How can I register a trademark in the United States
All intellectual property trademarks begin with an idea. Whether you research other trademarks or hire a graphic designer to form something new, you want to create a trademark that both describes your business and is eye catching enough to attract consumer attention. During the phase of creation you may want to carry out public surveys or print out some sample packaging to see how the new trademark will look. It’s advisable to register a trademark if you’ve made any of these investments.
Before you begin to register a trademark, you will need to run a search on the trademark website. The program, known as the Trademark Electronic Search System (TESS) allows for searches by design, words, or both. Ideally, you should run all three searches before you begin to register a trademark, because if an identical mark exists and is in use, your application will automatically be denied.
How to Register a Trademark After I’ve Completed My Search
Once your search is complete and you have verified that your trademark is unique, it’s time to fill out the application. You can register a trademark by submitting an application online. Download and submit your form here.
Application for trademark registration occurs before an administrative tribunal. The Trademark Office examines your application and permits it to go forward or denies it. If you lose your arguments for registration, you may then appeal that decision to the Trademark Trial & Appeal Board. After you clear the examination hurdle, your mark is published in the Official Gazette for Opposition. Third parties may then engage in a trial-like proceeding (an Opposition) to prevent the registration of a mark.
However, these are all "administrative" proceedings which affect only registration and not use in the market place. You must go into Federal Court to get an injunction to stop an infringer's use.

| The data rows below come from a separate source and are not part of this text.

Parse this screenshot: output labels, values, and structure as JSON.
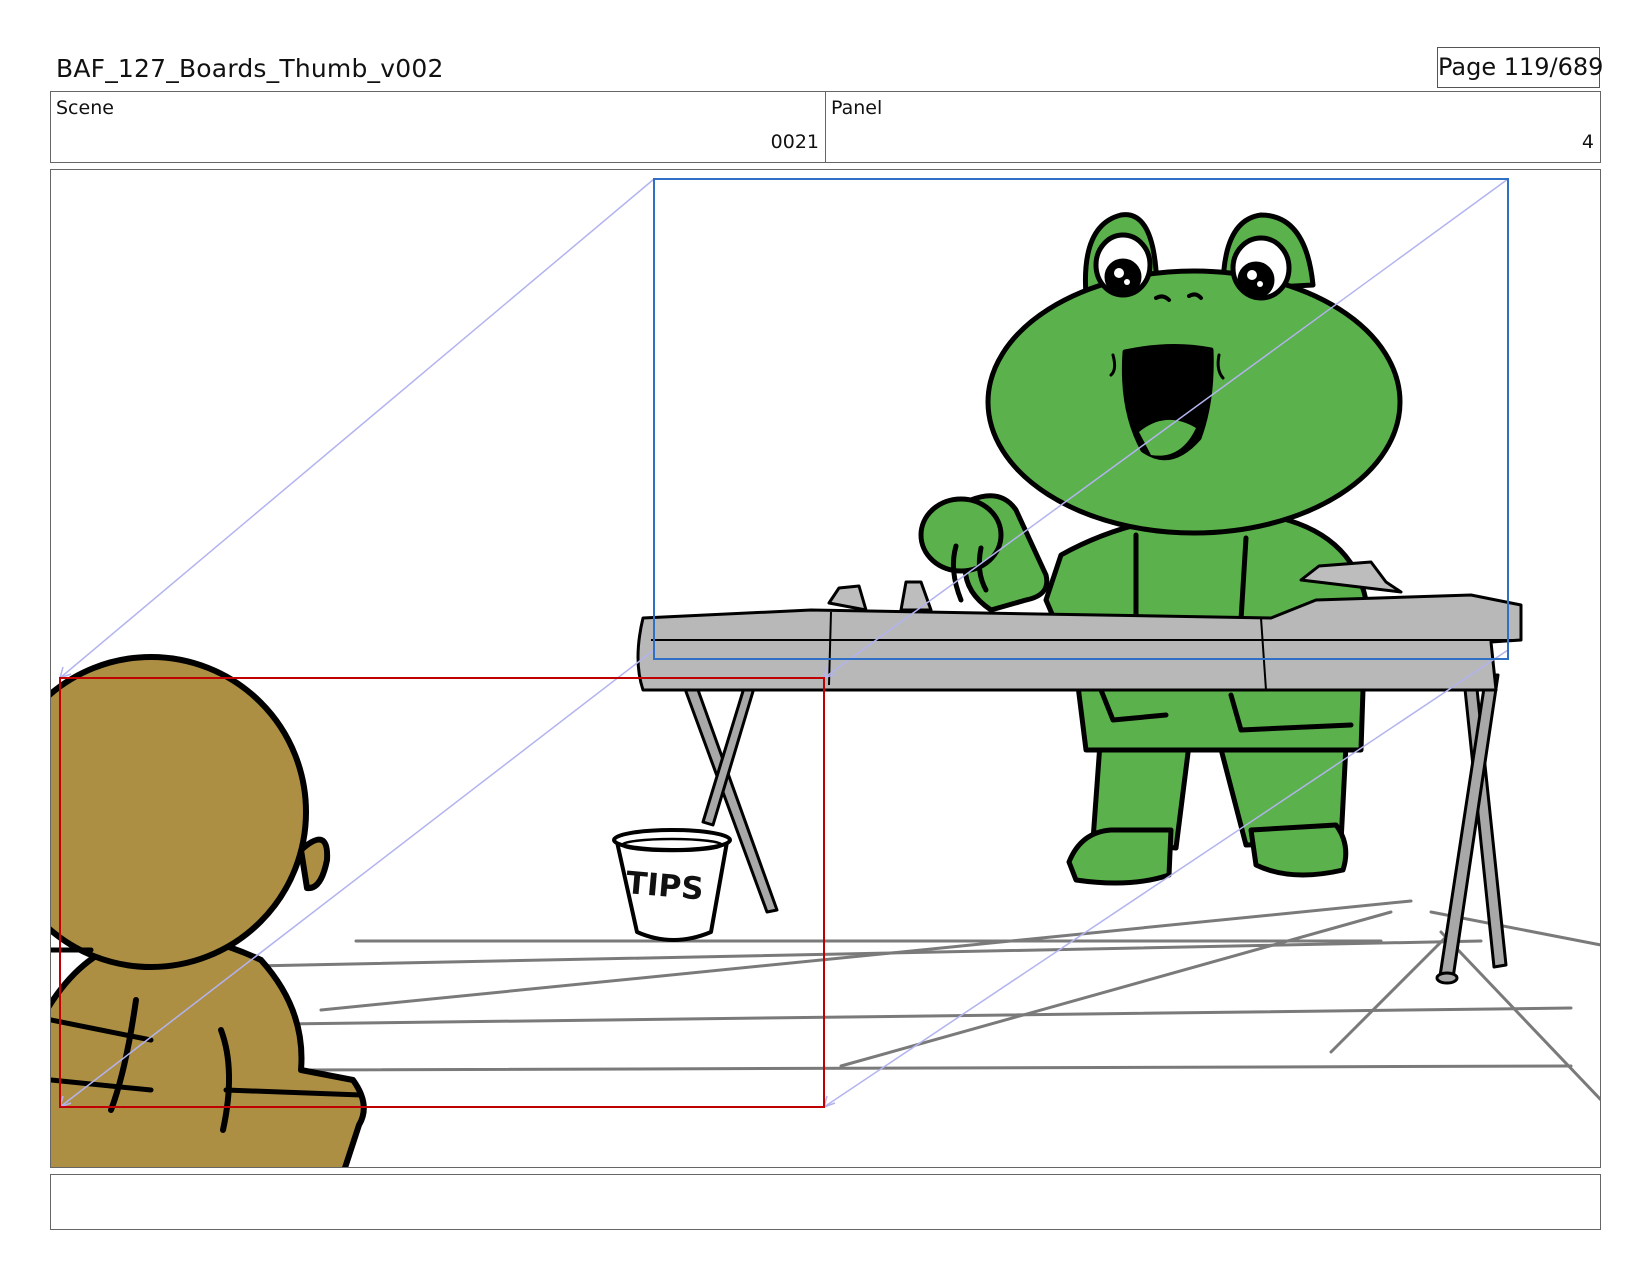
{
  "header": {
    "title": "BAF_127_Boards_Thumb_v002",
    "page_label": "Page 119/689"
  },
  "info": {
    "scene_label": "Scene",
    "scene_value": "0021",
    "panel_label": "Panel",
    "panel_value": "4"
  },
  "artwork": {
    "bucket_text": "TIPS",
    "colors": {
      "frog_green": "#5bb14b",
      "bear_brown": "#ad8f44",
      "table_gray": "#b3b3b3",
      "start_frame": "#c00000",
      "end_frame": "#2f6fc4",
      "camera_move_lines": "#b3b3f0"
    }
  },
  "notes": {
    "text": ""
  }
}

Victory in the Trademark Office does not accomplish this.
For more information on how to register a trademark or the various processes that trademarks go through during registration, go to the United State Patent and Trademark website to view instructional videos and read handouts from the patent office. For assistance in filing your trademark, contact a trademark or business attorney for a consultation.